It ended in June, but the Civilian Complaint Review Board has yet to return a ruling in the case.
If and when the review board returns its findings, any disciplinary measures taken against Officer Pantaleo will likely be kept private due to New York’s aggressive interpretation of a state law meant to protect personnel records from public view, Staten Island Advance reported.
That manner of handling those records was initially undertaken by de Blasio.
NYPD Deputy Commissioner of Public Information Phillip Walzak said that the Department of Justice’s decision not to charge Officer Pantaleo will have no effect on the administrative disciplinary process that takes place when the Civilian Complaint Review Board rules, according to Staten Island Advance.

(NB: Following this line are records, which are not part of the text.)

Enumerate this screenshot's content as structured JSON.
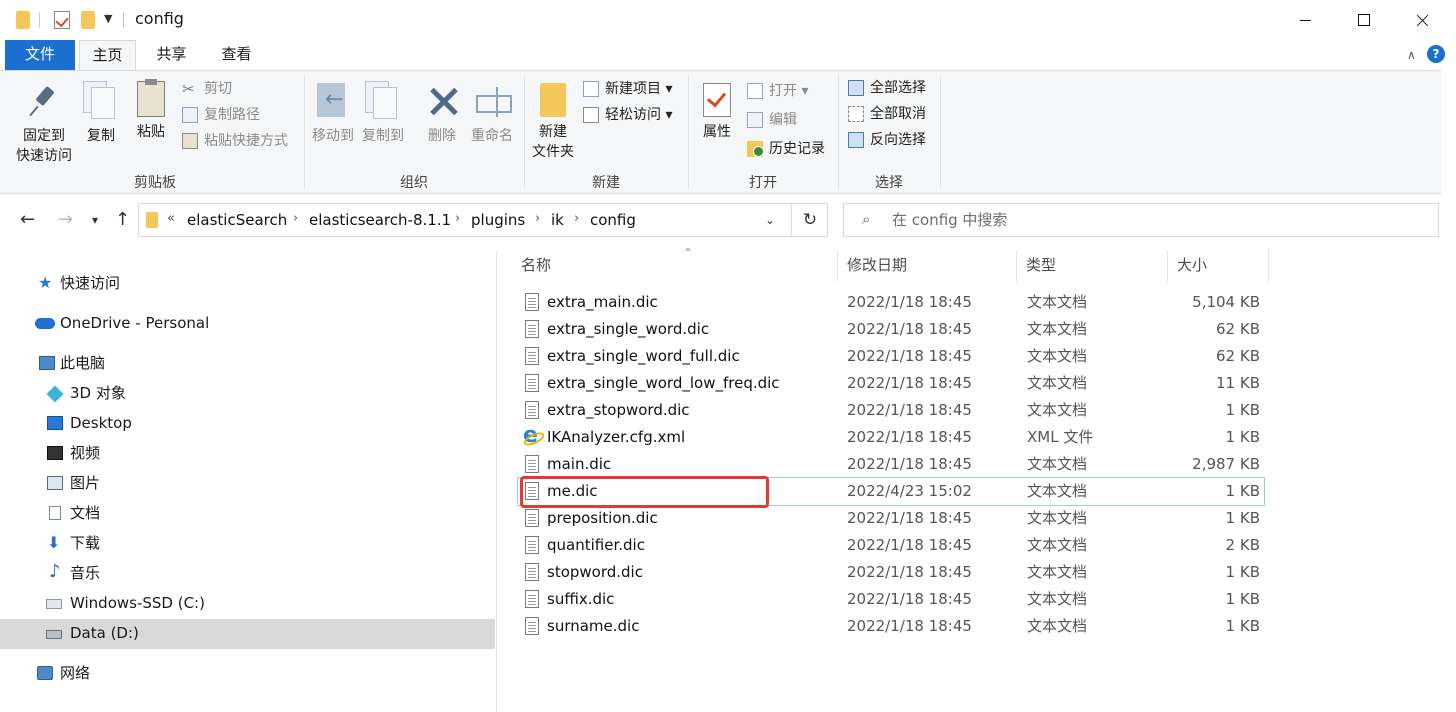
{
  "window": {
    "title": "config"
  },
  "ribbon_tabs": {
    "file": "文件",
    "home": "主页",
    "share": "共享",
    "view": "查看"
  },
  "ribbon": {
    "clipboard": {
      "label": "剪贴板",
      "pin": [
        "固定到",
        "快速访问"
      ],
      "copy": "复制",
      "paste": "粘贴",
      "cut": "剪切",
      "copy_path": "复制路径",
      "paste_shortcut": "粘贴快捷方式"
    },
    "organize": {
      "label": "组织",
      "move_to": "移动到",
      "copy_to": "复制到",
      "delete": "删除",
      "rename": "重命名"
    },
    "new": {
      "label": "新建",
      "new_folder": [
        "新建",
        "文件夹"
      ],
      "new_item": "新建项目",
      "easy_access": "轻松访问"
    },
    "open": {
      "label": "打开",
      "properties": "属性",
      "open": "打开",
      "edit": "编辑",
      "history": "历史记录"
    },
    "select": {
      "label": "选择",
      "select_all": "全部选择",
      "select_none": "全部取消",
      "invert": "反向选择"
    }
  },
  "address": {
    "overflow": "«",
    "crumbs": [
      "elasticSearch",
      "elasticsearch-8.1.1",
      "plugins",
      "ik",
      "config"
    ],
    "sep": "›"
  },
  "search": {
    "placeholder": "在 config 中搜索"
  },
  "nav": {
    "quick_access": "快速访问",
    "onedrive": "OneDrive - Personal",
    "this_pc": "此电脑",
    "objects3d": "3D 对象",
    "desktop": "Desktop",
    "videos": "视频",
    "pictures": "图片",
    "documents": "文档",
    "downloads": "下载",
    "music": "音乐",
    "drive_c": "Windows-SSD (C:)",
    "drive_d": "Data (D:)",
    "network": "网络"
  },
  "columns": {
    "name": "名称",
    "date": "修改日期",
    "type": "类型",
    "size": "大小"
  },
  "files": [
    {
      "name": "extra_main.dic",
      "date": "2022/1/18 18:45",
      "type": "文本文档",
      "size": "5,104 KB",
      "icon": "text-file-icon"
    },
    {
      "name": "extra_single_word.dic",
      "date": "2022/1/18 18:45",
      "type": "文本文档",
      "size": "62 KB",
      "icon": "text-file-icon"
    },
    {
      "name": "extra_single_word_full.dic",
      "date": "2022/1/18 18:45",
      "type": "文本文档",
      "size": "62 KB",
      "icon": "text-file-icon"
    },
    {
      "name": "extra_single_word_low_freq.dic",
      "date": "2022/1/18 18:45",
      "type": "文本文档",
      "size": "11 KB",
      "icon": "text-file-icon"
    },
    {
      "name": "extra_stopword.dic",
      "date": "2022/1/18 18:45",
      "type": "文本文档",
      "size": "1 KB",
      "icon": "text-file-icon"
    },
    {
      "name": "IKAnalyzer.cfg.xml",
      "date": "2022/1/18 18:45",
      "type": "XML 文件",
      "size": "1 KB",
      "icon": "ie-xml-icon"
    },
    {
      "name": "main.dic",
      "date": "2022/1/18 18:45",
      "type": "文本文档",
      "size": "2,987 KB",
      "icon": "text-file-icon"
    },
    {
      "name": "me.dic",
      "date": "2022/4/23 15:02",
      "type": "文本文档",
      "size": "1 KB",
      "icon": "text-file-icon",
      "selected": true
    },
    {
      "name": "preposition.dic",
      "date": "2022/1/18 18:45",
      "type": "文本文档",
      "size": "1 KB",
      "icon": "text-file-icon"
    },
    {
      "name": "quantifier.dic",
      "date": "2022/1/18 18:45",
      "type": "文本文档",
      "size": "2 KB",
      "icon": "text-file-icon"
    },
    {
      "name": "stopword.dic",
      "date": "2022/1/18 18:45",
      "type": "文本文档",
      "size": "1 KB",
      "icon": "text-file-icon"
    },
    {
      "name": "suffix.dic",
      "date": "2022/1/18 18:45",
      "type": "文本文档",
      "size": "1 KB",
      "icon": "text-file-icon"
    },
    {
      "name": "surname.dic",
      "date": "2022/1/18 18:45",
      "type": "文本文档",
      "size": "1 KB",
      "icon": "text-file-icon"
    }
  ],
  "colors": {
    "accent": "#1a6fd1",
    "highlight": "#e53935",
    "selected_nav": "#d9d9d9"
  }
}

Walzak said NYPD Commissioner James O’Neill was waiting for the board’s report, and the recommendation from the NYPD Deputy Commissioner of Trials, prior to making a decision on Officer Pantaleo’s fate.
In addition to the new expedited discipline policy, the mayor said that in the future, the city would call on the federal government to force the Department of Justice to notify families of whether they intend to charge the officer, Staten Island Advance reported.
De Blasio said the policy would allow for the re-opening of the case after a year if new facts were discovered.
“This further reform will make sure no family ever waits years for the answers they deserve,” de Blasio said.
Eric Garner’s family screamed about the U.S. Attorney’s Office’s decision at a press conference with the Reverend Al Sharpton on Tuesday.
Garner’s mother, Gwen Carr, vowed to keep fighting despite the fact she said the U.S. Department of Justice had let her down.
“You killed my son and you won’t get away with it!” she yelled.
Garner’s sister shrieked her displeasure into the microphone.
“I’m going to stand outside and I’m going to scream it. Pantaleo needs to be fired! He needs to be fired!” she demanded. “There is no waiting. There is no nothing. The statute of limitations is tomorrow.”
“Eric died 7/17/14. We’re at 7/16/19!” she continued. “Five years later and there’s still no justice. So no, there will be no calm. No, there will be no peace. No justice, no peace!”
Garner’s mother demanded to be notified by NYPD that Officer Pantaleo had been fired by 5 p.m. on Tuesday.
That did not happen.
Protests were already scheduled for Wednesday, on the fifth anniversary of the date of Garner’s death.